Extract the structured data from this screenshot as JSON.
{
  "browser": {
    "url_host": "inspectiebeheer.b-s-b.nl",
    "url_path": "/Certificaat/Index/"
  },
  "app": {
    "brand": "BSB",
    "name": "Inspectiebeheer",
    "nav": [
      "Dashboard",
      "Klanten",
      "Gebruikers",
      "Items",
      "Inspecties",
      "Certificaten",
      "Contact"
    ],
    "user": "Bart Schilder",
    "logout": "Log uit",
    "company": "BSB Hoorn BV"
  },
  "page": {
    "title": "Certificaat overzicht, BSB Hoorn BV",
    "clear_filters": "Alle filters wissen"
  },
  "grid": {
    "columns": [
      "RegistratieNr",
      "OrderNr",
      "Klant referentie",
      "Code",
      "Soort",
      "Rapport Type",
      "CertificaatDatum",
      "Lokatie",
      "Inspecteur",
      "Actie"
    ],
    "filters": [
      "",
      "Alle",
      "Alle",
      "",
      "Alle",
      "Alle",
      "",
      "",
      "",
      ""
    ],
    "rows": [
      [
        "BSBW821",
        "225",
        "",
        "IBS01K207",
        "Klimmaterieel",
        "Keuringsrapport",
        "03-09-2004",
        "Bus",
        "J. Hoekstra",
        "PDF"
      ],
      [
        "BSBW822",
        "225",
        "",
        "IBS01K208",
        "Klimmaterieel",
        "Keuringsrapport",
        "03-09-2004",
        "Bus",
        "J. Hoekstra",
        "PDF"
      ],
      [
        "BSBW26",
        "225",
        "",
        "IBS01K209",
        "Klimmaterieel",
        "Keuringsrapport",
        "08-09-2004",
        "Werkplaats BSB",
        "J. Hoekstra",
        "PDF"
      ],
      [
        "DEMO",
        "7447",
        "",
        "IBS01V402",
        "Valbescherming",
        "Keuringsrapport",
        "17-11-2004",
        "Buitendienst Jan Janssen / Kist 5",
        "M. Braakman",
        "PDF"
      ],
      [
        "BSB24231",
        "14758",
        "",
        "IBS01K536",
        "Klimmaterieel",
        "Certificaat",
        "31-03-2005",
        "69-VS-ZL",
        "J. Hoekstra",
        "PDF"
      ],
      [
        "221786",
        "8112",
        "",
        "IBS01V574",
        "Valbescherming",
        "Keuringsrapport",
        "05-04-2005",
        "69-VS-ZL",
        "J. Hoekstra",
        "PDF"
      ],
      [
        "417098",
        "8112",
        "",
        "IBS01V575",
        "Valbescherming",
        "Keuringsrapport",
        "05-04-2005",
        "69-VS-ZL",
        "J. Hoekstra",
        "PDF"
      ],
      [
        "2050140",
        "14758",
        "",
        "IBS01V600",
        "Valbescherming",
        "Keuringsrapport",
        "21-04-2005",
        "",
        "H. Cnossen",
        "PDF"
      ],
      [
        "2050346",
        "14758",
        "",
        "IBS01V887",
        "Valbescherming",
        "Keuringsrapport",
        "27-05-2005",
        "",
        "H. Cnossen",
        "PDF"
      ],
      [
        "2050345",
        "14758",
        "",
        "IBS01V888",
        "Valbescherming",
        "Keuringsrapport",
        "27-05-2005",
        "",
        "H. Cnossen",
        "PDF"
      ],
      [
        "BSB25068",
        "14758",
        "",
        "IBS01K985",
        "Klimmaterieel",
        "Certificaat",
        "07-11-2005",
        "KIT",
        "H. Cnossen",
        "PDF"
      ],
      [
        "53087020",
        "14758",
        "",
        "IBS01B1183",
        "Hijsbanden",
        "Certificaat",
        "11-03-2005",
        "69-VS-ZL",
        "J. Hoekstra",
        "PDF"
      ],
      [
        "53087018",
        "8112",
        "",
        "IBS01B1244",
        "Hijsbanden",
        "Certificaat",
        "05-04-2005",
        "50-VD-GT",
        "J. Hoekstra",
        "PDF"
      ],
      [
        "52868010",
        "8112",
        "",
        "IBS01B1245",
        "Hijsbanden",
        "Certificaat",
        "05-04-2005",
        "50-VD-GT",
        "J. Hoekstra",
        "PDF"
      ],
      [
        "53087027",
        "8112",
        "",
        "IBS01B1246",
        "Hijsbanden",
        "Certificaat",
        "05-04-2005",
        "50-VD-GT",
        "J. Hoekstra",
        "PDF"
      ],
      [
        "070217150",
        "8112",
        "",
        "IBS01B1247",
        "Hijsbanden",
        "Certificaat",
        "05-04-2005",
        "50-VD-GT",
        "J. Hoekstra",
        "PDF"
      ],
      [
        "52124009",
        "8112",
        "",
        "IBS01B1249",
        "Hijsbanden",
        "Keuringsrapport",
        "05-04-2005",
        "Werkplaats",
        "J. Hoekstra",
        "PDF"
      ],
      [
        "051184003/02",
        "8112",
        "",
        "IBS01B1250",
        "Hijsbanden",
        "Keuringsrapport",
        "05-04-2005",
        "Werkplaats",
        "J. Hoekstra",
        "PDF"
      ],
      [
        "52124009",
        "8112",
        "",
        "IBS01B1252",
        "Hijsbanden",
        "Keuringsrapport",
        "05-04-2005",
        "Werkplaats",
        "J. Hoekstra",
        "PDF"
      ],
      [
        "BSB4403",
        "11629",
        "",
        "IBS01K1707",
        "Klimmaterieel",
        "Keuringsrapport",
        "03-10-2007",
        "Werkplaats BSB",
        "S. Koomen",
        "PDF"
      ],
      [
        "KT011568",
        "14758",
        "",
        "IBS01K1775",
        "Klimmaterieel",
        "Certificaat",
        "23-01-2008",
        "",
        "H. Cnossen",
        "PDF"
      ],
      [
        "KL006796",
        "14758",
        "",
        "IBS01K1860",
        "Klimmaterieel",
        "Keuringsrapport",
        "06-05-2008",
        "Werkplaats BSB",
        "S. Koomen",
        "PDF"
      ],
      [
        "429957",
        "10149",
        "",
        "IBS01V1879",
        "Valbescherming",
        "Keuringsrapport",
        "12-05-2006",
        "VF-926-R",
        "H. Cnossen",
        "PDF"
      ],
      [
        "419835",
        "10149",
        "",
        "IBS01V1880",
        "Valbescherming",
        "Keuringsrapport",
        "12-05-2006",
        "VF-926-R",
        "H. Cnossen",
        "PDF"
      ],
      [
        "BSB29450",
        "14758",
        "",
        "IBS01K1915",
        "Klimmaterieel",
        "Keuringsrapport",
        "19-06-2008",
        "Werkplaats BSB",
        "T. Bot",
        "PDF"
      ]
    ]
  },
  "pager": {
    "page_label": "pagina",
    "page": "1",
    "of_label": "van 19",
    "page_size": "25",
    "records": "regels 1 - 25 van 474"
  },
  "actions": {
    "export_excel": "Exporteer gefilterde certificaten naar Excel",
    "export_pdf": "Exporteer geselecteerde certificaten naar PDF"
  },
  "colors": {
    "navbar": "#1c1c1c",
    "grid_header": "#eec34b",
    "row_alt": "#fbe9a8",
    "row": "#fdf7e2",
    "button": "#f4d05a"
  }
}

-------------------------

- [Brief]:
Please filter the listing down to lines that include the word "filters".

- [Completed task]:
    "clear_filters": "Alle filters wissen"
    "filters": [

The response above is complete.